When we launched Pedal on Parliament we had an idea that it was going to be popular among cyclists – but we never dreamt that, six weeks later, there would be not one but two parliamentary motions lodged about it. First, Alison Johnstone of the Greens lodged motion S4M-02641 supporting Pedal on Parliament’s manifesto and encouraging everyone to join us – as well as proposing 10% of the transport budget to be spent on active travel (which includes cycling as well as walking – our manifesto is calling for something closer to 5% nationally and locally, or £25 per head per year). No sooner had the digital ink virtually dried on that, when Marco Biagi of the SNP lodged motion S4M-02657 welcoming (but not supporting) our manifesto, which it called ‘practical and helpful’ and supporting our event, and calling on all levels of government, national and local to ensure the needs and safety of cyclists are given due consideration – but without any concrete funding commitments.

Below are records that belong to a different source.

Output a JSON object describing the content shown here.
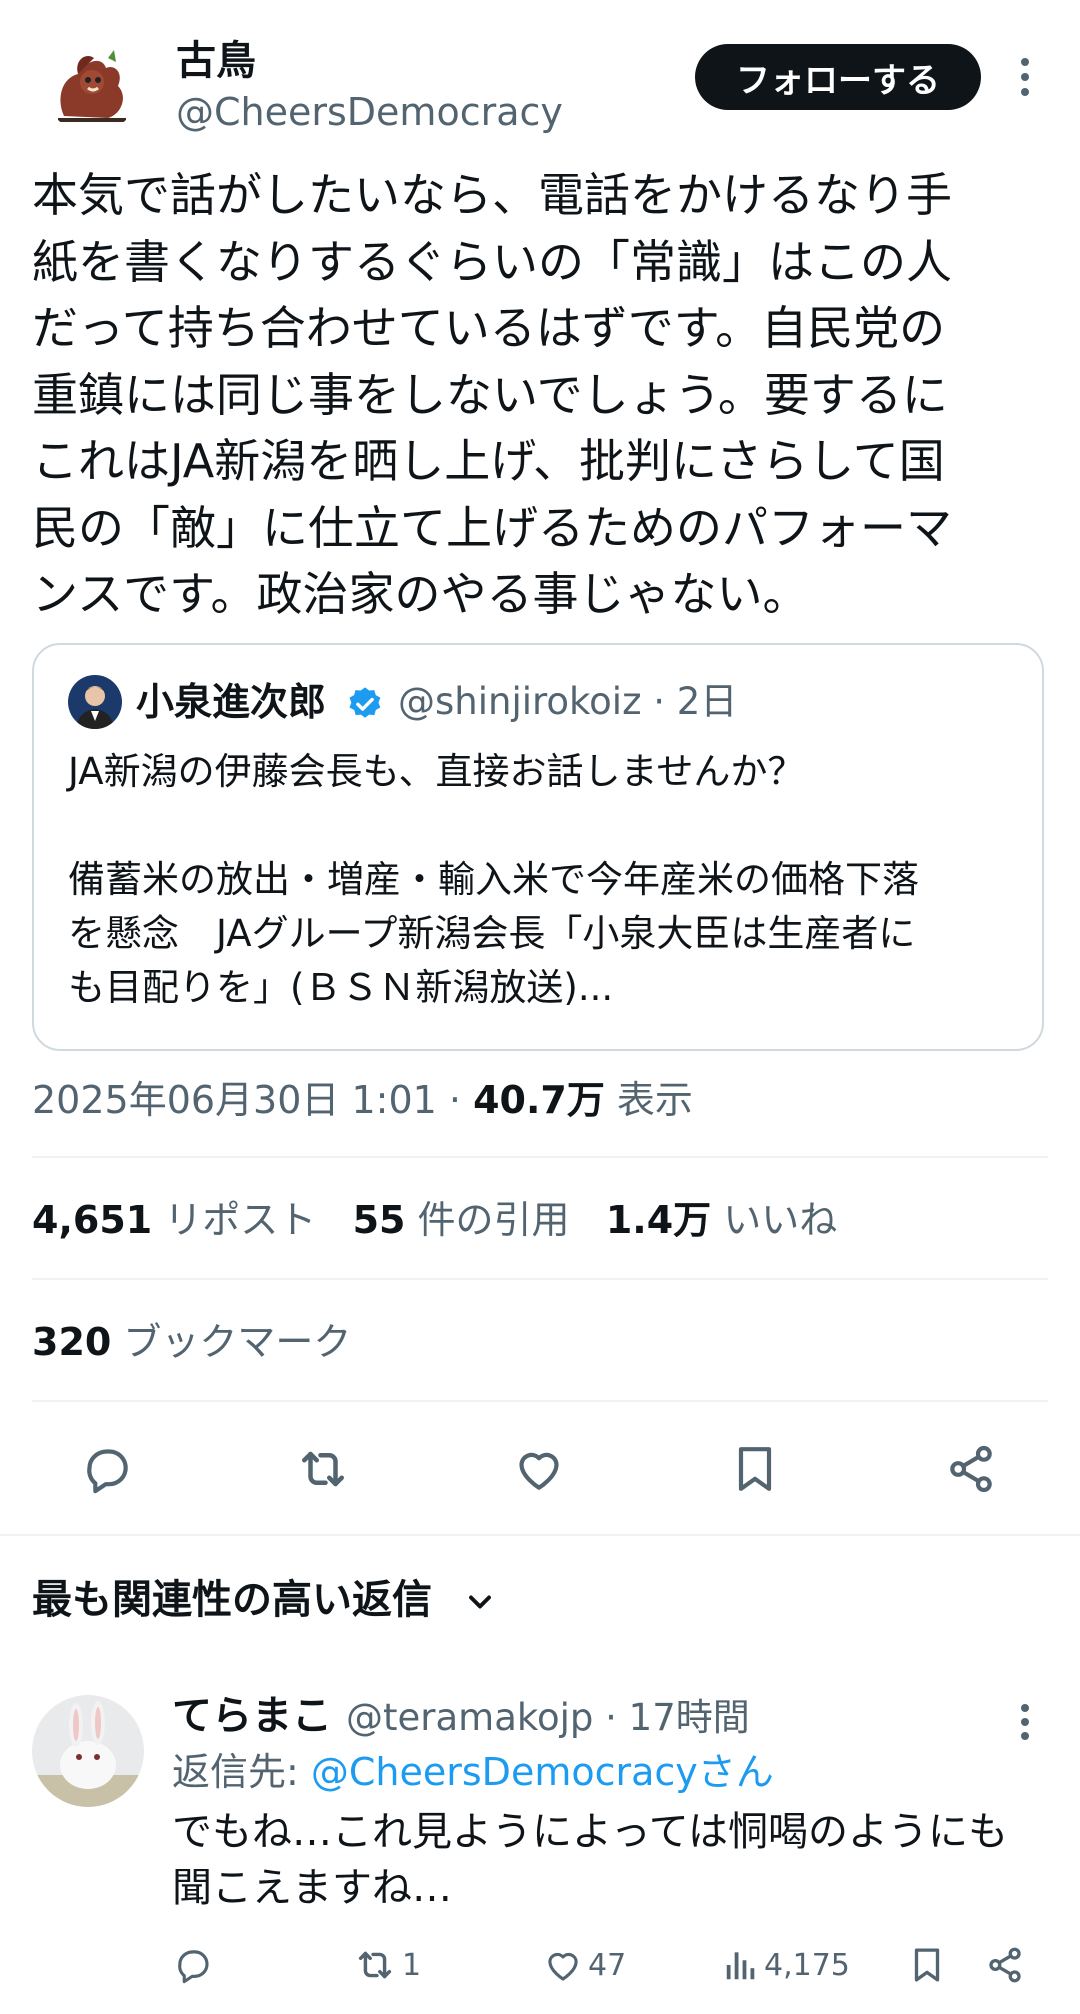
{
  "author": {
    "name": "古鳥",
    "handle": "@CheersDemocracy",
    "avatar_icon": "red-panda-avatar-icon"
  },
  "follow_button": "フォローする",
  "tweet_text": "本気で話がしたいなら、電話をかけるなり手\n紙を書くなりするぐらいの「常識」はこの人\nだって持ち合わせているはずです。自民党の\n重鎮には同じ事をしないでしょう。要するに\nこれはJA新潟を晒し上げ、批判にさらして国\n民の「敵」に仕立て上げるためのパフォーマ\nンスです。政治家のやる事じゃない。",
  "quote": {
    "name": "小泉進次郎",
    "handle": "@shinjirokoiz",
    "time": "2日",
    "meta": "@shinjirokoiz · 2日",
    "text": "JA新潟の伊藤会長も、直接お話しませんか？\n\n備蓄米の放出・増産・輸入米で今年産米の価格下落\nを懸念　JAグループ新潟会長「小泉大臣は生産者に\nも目配りを」(ＢＳＮ新潟放送)...",
    "verified_color": "#1d9bf0"
  },
  "timestamp": {
    "datetime": "2025年06月30日 1:01 · ",
    "views": "40.7万",
    "views_label": " 表示"
  },
  "stats": {
    "reposts": "4,651",
    "reposts_label": "リポスト",
    "quotes": "55",
    "quotes_label": "件の引用",
    "likes": "1.4万",
    "likes_label": "いいね",
    "bookmarks": "320",
    "bookmarks_label": "ブックマーク"
  },
  "sort_label": "最も関連性の高い返信",
  "reply": {
    "name": "てらまこ",
    "meta": "@teramakojp · 17時間",
    "reply_to_prefix": "返信先: ",
    "reply_to_handle": "@CheersDemocracyさん",
    "text": "でもね…これ見ようによっては恫喝のようにも\n聞こえますね…",
    "retweets": "1",
    "likes": "47",
    "views": "4,175"
  },
  "colors": {
    "text": "#0f1419",
    "secondary": "#536471",
    "accent": "#1d9bf0",
    "border": "#cfd9de"
  }
}
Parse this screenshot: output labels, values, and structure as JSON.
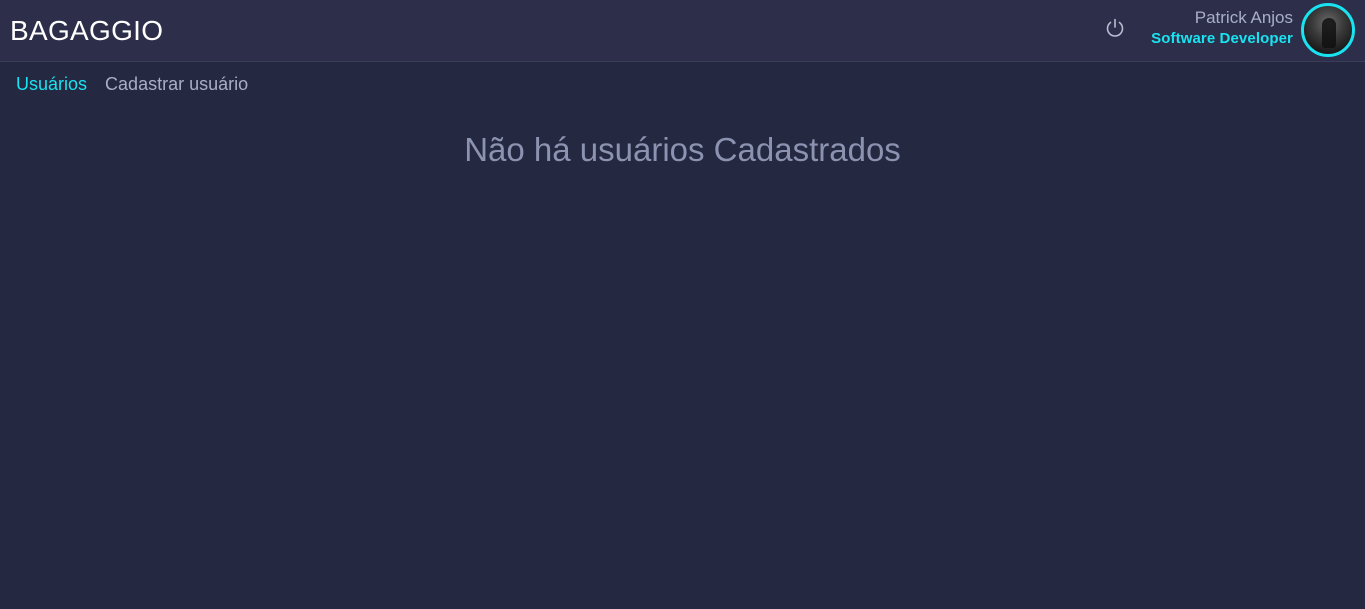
{
  "header": {
    "brand": "BAGAGGIO",
    "power_icon": "power-icon",
    "user": {
      "name": "Patrick Anjos",
      "role": "Software Developer",
      "avatar_icon": "avatar"
    }
  },
  "nav": {
    "items": [
      {
        "label": "Usuários",
        "active": true
      },
      {
        "label": "Cadastrar usuário",
        "active": false
      }
    ]
  },
  "main": {
    "empty_message": "Não há usuários Cadastrados"
  },
  "colors": {
    "background": "#242840",
    "header": "#2d2f4a",
    "accent": "#19e3f0",
    "muted_text": "#a9aec7"
  }
}
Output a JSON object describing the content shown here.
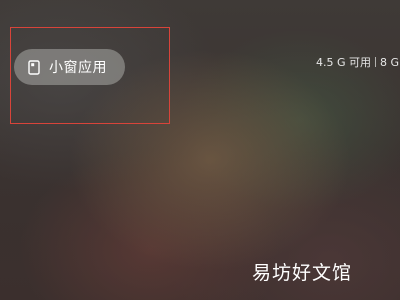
{
  "small_window_button": {
    "label": "小窗应用",
    "icon": "small-window-icon"
  },
  "storage": {
    "available": "4.5 G 可用",
    "total_partial": "8 G"
  },
  "watermark": {
    "text": "易坊好文馆"
  },
  "colors": {
    "highlight_border": "#d8443a",
    "pill_bg": "rgba(170,170,165,0.55)",
    "text": "#ffffff"
  }
}
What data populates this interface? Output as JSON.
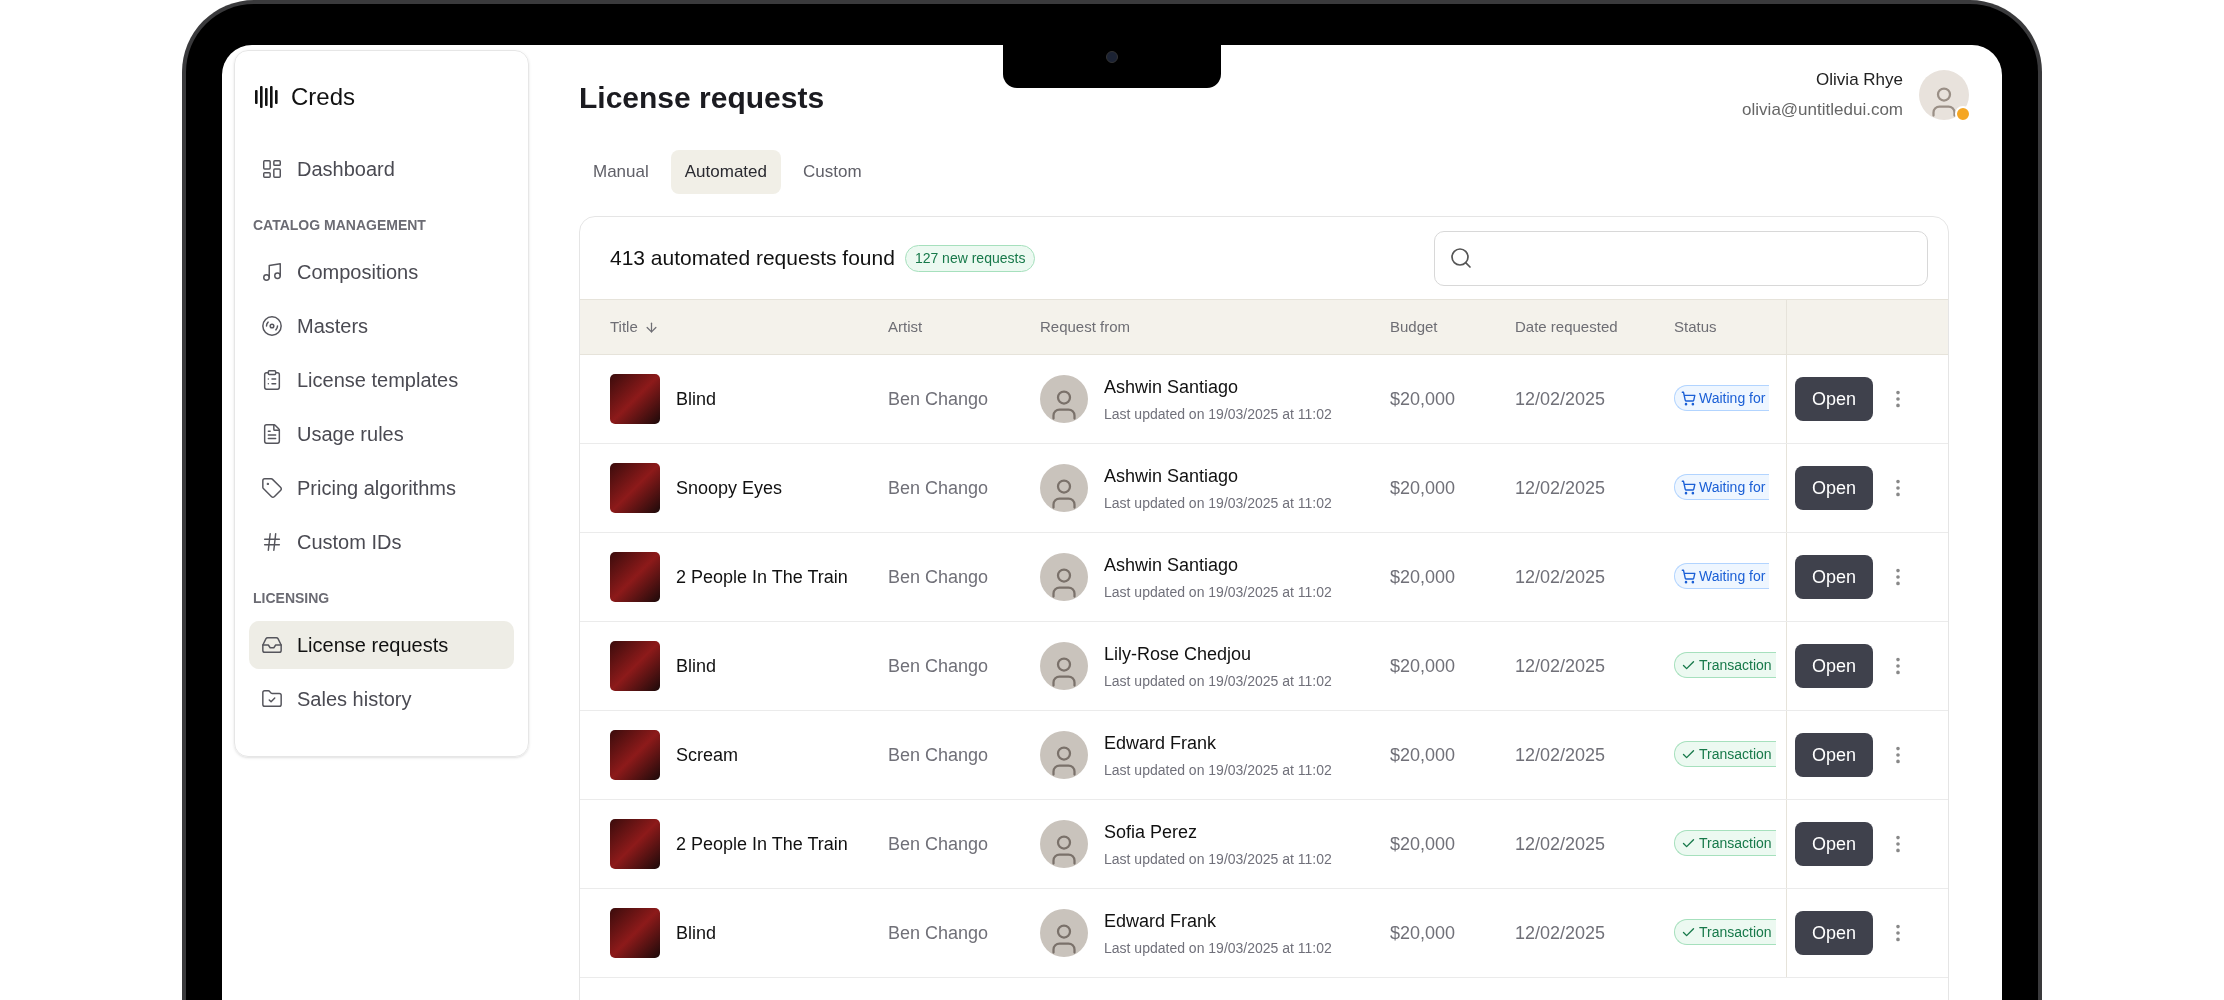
{
  "app": {
    "name": "Creds"
  },
  "sidebar": {
    "groups": [
      {
        "items": [
          {
            "label": "Dashboard",
            "selected": false
          }
        ]
      },
      {
        "heading": "CATALOG MANAGEMENT",
        "items": [
          {
            "label": "Compositions",
            "selected": false
          },
          {
            "label": "Masters",
            "selected": false
          },
          {
            "label": "License templates",
            "selected": false
          },
          {
            "label": "Usage rules",
            "selected": false
          },
          {
            "label": "Pricing algorithms",
            "selected": false
          },
          {
            "label": "Custom IDs",
            "selected": false
          }
        ]
      },
      {
        "heading": "LICENSING",
        "items": [
          {
            "label": "License requests",
            "selected": true
          },
          {
            "label": "Sales history",
            "selected": false
          }
        ]
      }
    ]
  },
  "page": {
    "title": "License requests"
  },
  "user": {
    "name": "Olivia Rhye",
    "email": "olivia@untitledui.com"
  },
  "tabs": [
    {
      "label": "Manual",
      "selected": false
    },
    {
      "label": "Automated",
      "selected": true
    },
    {
      "label": "Custom",
      "selected": false
    }
  ],
  "table": {
    "summary": "413 automated requests found",
    "badge": "127 new requests",
    "columns": [
      "Title",
      "Artist",
      "Request from",
      "Budget",
      "Date requested",
      "Status"
    ],
    "rows": [
      {
        "title": "Blind",
        "artist": "Ben Chango",
        "requester": "Ashwin Santiago",
        "updated": "Last updated on 19/03/2025 at 11:02",
        "budget": "$20,000",
        "date": "12/02/2025",
        "status": {
          "kind": "waiting",
          "label": "Waiting for"
        },
        "action": "Open"
      },
      {
        "title": "Snoopy Eyes",
        "artist": "Ben Chango",
        "requester": "Ashwin Santiago",
        "updated": "Last updated on 19/03/2025 at 11:02",
        "budget": "$20,000",
        "date": "12/02/2025",
        "status": {
          "kind": "waiting",
          "label": "Waiting for"
        },
        "action": "Open"
      },
      {
        "title": "2 People In The Train",
        "artist": "Ben Chango",
        "requester": "Ashwin Santiago",
        "updated": "Last updated on 19/03/2025 at 11:02",
        "budget": "$20,000",
        "date": "12/02/2025",
        "status": {
          "kind": "waiting",
          "label": "Waiting for"
        },
        "action": "Open"
      },
      {
        "title": "Blind",
        "artist": "Ben Chango",
        "requester": "Lily-Rose Chedjou",
        "updated": "Last updated on 19/03/2025 at 11:02",
        "budget": "$20,000",
        "date": "12/02/2025",
        "status": {
          "kind": "done",
          "label": "Transaction"
        },
        "action": "Open"
      },
      {
        "title": "Scream",
        "artist": "Ben Chango",
        "requester": "Edward Frank",
        "updated": "Last updated on 19/03/2025 at 11:02",
        "budget": "$20,000",
        "date": "12/02/2025",
        "status": {
          "kind": "done",
          "label": "Transaction"
        },
        "action": "Open"
      },
      {
        "title": "2 People In The Train",
        "artist": "Ben Chango",
        "requester": "Sofia Perez",
        "updated": "Last updated on 19/03/2025 at 11:02",
        "budget": "$20,000",
        "date": "12/02/2025",
        "status": {
          "kind": "done",
          "label": "Transaction"
        },
        "action": "Open"
      },
      {
        "title": "Blind",
        "artist": "Ben Chango",
        "requester": "Edward Frank",
        "updated": "Last updated on 19/03/2025 at 11:02",
        "budget": "$20,000",
        "date": "12/02/2025",
        "status": {
          "kind": "done",
          "label": "Transaction"
        },
        "action": "Open"
      }
    ]
  }
}
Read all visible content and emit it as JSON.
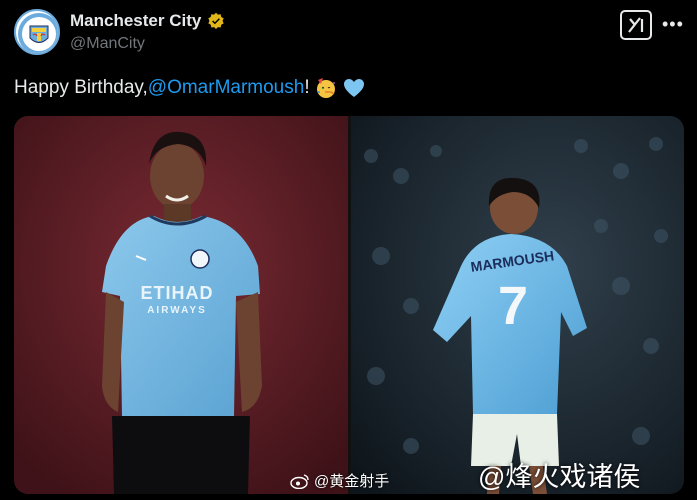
{
  "account": {
    "name": "Manchester City",
    "handle": "@ManCity",
    "verified_color": "#e2b719"
  },
  "tweet": {
    "text_before": "Happy Birthday, ",
    "mention": "@OmarMarmoush",
    "text_after": "!",
    "emojis": [
      "party-face-emoji",
      "light-blue-heart-emoji"
    ]
  },
  "photos": [
    {
      "description": "player-portrait",
      "shirt_sponsor": "ETIHAD AIRWAYS"
    },
    {
      "description": "player-back-on-pitch",
      "shirt_name": "MARMOUSH",
      "shirt_number": "7"
    }
  ],
  "watermarks": {
    "weibo_user": "@黄金射手",
    "overlay": "@烽火戏诸侯"
  },
  "colors": {
    "background": "#000000",
    "mention": "#1d9bf0",
    "city_blue": "#6cabdd"
  }
}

We urge you to look at both motions and call your MSPs’ attention to them, letting them know which of them you’d like to see them support – and let us know what response, if any, you get.
However, although we’re pedalling on Parliament, it’s not just our national politicians we should be holding to account. Marco Biagi’s motion mentions specifically the Transform Scotland report on Civilising the Streets, which looks at cities across Europe and how they’ve managed to promote active travel through sustained investment at a local level. While national government is vital – setting priorities and providing the bulk of the funding – don’t forget that much of the day to day investment in cycling infrastructure is in the hands of local politicians. Remember that on May 3rd, elections are being held in every single local authority in Scotland. Now is the time to let your council candidates know that you think cycling is important and ask them what they plan to do to make your village, town or city cycling friendly. You might be surprised what getting a few really supportive local politicians in place can achieve.
And that’s not all that caught our eye in the Transform Scotland report. Reporting on how Copenhagen got its cycle paths, it writes:
In the 1980s, the Danish Cyclist Federation found itself led by a group of young idealistic cyclists. In contrast to the older members who had previously run the organisation, these new leaders often didn’t have a car and they had a strong desire to see improvements in conditions for cyclists. They successfully tapped into the large section of the public who wanted to continue cycling but saw conditions deteriorating. This led to annual, colourful, demonstrations in front of the Danish parliament and Copenhagen town hall. Tens of thousands of people participated in the demonstrations, and the level of support both surprised and impressed the politicians. This led to increased investment and focus on cycling facilities and cycle tracks being built on more ‘difficult’ roads (for instance, where space was at a premium). The new cycling priorities were initially not popular with the planners, and there was some resistance, but the politicians pushed for more cycling investment and over time this led to cycling becoming ‘mainstream’ within transport planning.
“colourful demonstrations in front of the Danish Parliament“… Now, we ask you, does that sound at all familiar? Above all, we need you to Pedal on Parliament